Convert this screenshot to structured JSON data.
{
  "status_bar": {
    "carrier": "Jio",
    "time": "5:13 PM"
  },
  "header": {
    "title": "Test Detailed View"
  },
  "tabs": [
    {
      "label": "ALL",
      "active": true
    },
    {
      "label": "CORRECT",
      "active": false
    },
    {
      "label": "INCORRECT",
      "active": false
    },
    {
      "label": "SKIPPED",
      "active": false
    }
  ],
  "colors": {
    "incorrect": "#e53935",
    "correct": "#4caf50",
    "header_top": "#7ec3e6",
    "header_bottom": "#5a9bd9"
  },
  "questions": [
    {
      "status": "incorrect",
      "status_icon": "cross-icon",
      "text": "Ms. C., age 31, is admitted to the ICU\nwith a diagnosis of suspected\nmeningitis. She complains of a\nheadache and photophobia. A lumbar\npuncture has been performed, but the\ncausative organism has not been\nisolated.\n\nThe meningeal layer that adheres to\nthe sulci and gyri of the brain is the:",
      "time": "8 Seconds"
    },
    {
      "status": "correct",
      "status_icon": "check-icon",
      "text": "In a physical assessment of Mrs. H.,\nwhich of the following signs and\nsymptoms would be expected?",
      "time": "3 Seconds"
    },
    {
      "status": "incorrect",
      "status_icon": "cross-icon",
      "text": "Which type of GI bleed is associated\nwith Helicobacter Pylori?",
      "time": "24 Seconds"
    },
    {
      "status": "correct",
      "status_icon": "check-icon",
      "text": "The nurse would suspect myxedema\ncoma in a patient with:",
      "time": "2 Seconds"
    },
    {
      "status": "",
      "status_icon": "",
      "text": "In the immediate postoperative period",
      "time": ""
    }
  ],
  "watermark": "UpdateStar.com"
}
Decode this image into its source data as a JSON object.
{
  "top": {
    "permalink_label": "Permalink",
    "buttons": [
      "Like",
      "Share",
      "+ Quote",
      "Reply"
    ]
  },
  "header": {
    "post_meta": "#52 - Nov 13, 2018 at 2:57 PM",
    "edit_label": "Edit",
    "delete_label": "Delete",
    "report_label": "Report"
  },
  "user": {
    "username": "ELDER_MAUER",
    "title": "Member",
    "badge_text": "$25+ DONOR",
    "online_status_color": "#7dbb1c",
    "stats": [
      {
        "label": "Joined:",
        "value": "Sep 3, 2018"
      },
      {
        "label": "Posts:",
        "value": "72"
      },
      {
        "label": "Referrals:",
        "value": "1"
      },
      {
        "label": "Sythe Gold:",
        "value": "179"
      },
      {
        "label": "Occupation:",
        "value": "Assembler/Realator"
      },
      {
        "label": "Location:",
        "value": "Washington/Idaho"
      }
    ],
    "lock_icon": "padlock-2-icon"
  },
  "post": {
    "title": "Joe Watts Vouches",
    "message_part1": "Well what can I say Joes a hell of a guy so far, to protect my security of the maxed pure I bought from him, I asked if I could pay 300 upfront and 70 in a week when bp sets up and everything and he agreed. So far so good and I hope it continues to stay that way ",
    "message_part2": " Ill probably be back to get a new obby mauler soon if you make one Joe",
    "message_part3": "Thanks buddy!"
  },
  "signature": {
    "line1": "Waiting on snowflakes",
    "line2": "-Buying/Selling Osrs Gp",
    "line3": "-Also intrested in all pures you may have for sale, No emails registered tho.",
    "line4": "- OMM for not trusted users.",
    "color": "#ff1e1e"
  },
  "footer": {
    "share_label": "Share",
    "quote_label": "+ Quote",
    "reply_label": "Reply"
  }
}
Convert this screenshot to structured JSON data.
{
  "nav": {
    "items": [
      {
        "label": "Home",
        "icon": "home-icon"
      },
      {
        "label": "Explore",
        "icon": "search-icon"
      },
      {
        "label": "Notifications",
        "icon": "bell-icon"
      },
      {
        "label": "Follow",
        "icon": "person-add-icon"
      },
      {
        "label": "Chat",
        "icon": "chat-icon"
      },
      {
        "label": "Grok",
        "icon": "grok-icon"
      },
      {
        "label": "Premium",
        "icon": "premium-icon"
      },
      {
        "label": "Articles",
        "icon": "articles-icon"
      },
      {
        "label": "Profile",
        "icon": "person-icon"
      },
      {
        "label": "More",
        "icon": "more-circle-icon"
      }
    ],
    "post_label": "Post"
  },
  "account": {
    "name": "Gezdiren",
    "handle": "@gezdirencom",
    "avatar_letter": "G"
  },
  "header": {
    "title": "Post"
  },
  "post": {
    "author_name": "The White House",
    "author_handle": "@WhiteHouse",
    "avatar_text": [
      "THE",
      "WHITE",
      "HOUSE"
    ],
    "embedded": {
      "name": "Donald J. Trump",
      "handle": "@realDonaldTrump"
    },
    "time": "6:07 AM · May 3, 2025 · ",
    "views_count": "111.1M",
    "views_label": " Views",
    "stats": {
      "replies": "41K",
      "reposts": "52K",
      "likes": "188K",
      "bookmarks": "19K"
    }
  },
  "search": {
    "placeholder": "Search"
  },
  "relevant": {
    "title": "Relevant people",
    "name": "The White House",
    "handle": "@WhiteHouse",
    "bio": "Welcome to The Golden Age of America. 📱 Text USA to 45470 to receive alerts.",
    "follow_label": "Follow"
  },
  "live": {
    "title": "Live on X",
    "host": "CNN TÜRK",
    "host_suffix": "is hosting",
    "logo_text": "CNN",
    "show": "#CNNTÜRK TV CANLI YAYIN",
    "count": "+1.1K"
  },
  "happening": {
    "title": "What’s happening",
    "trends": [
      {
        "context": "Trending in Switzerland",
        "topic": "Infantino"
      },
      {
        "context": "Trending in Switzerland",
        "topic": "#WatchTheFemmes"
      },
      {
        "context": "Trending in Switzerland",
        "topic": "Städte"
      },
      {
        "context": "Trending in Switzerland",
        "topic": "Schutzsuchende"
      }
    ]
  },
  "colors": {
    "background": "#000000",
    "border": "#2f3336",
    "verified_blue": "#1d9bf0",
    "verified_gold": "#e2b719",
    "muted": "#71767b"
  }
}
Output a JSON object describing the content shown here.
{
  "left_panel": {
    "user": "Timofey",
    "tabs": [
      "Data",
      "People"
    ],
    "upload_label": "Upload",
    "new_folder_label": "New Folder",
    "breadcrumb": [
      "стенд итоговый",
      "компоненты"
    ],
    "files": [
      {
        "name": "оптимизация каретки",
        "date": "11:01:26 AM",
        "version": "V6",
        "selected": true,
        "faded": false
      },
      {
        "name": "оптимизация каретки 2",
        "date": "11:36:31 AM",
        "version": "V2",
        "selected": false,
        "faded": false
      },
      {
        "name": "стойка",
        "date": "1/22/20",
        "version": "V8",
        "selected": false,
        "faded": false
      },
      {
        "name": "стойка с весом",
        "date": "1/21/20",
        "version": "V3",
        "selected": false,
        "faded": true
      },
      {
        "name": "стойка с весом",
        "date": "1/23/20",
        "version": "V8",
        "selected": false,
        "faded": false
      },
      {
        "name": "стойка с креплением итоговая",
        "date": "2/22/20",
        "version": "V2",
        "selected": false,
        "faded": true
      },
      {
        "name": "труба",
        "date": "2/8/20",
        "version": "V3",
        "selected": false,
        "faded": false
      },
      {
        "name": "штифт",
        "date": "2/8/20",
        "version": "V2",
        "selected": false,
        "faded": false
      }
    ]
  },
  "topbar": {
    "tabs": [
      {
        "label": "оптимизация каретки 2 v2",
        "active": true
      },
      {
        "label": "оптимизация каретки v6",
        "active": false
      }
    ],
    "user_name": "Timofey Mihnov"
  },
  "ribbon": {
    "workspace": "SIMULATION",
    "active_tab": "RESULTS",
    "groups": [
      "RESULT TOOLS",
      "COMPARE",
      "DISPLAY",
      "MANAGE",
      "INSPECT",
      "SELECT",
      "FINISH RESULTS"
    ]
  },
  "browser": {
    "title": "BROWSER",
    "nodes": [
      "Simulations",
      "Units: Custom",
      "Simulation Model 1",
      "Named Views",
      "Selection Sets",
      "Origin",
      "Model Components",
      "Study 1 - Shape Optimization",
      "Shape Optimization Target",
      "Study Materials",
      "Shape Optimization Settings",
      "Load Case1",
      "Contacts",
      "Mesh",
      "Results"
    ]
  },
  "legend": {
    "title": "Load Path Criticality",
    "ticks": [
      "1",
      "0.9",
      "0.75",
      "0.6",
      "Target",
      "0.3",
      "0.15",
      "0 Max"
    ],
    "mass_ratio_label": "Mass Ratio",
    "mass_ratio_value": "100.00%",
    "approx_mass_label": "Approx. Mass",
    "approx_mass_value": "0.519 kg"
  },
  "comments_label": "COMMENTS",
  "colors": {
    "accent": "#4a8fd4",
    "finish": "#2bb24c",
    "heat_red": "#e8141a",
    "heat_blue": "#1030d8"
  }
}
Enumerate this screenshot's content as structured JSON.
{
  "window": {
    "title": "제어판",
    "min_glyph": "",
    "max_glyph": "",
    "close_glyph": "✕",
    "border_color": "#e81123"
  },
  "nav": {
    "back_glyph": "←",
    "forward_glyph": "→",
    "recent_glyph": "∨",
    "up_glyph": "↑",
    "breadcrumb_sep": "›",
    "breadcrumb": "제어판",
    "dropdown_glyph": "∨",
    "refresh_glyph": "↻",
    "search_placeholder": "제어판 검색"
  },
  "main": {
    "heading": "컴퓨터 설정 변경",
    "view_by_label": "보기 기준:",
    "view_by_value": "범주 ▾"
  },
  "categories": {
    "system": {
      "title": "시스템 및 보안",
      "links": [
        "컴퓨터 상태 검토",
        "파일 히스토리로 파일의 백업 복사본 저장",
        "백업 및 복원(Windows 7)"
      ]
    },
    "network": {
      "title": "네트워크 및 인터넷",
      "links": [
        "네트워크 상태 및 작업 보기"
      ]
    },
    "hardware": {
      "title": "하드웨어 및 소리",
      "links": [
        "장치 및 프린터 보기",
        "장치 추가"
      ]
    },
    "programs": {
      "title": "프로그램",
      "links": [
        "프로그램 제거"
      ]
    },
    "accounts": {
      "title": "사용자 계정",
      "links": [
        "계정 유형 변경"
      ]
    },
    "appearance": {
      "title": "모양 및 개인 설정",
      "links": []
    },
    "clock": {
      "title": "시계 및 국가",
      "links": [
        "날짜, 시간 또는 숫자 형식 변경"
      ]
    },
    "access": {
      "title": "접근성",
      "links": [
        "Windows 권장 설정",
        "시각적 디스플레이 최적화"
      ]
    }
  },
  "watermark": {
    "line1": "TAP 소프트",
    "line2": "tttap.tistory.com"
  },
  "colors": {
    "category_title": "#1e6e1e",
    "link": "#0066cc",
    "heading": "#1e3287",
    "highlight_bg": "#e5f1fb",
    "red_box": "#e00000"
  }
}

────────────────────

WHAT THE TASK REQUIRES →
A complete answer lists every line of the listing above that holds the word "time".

WRITTEN RESPONSE →
    "time": "5:13 PM"
      "time": "8 Seconds"
      "time": "3 Seconds"
      "time": "24 Seconds"
      "time": "2 Seconds"
      "time": ""
    "time": "6:07 AM · May 3, 2025 · ",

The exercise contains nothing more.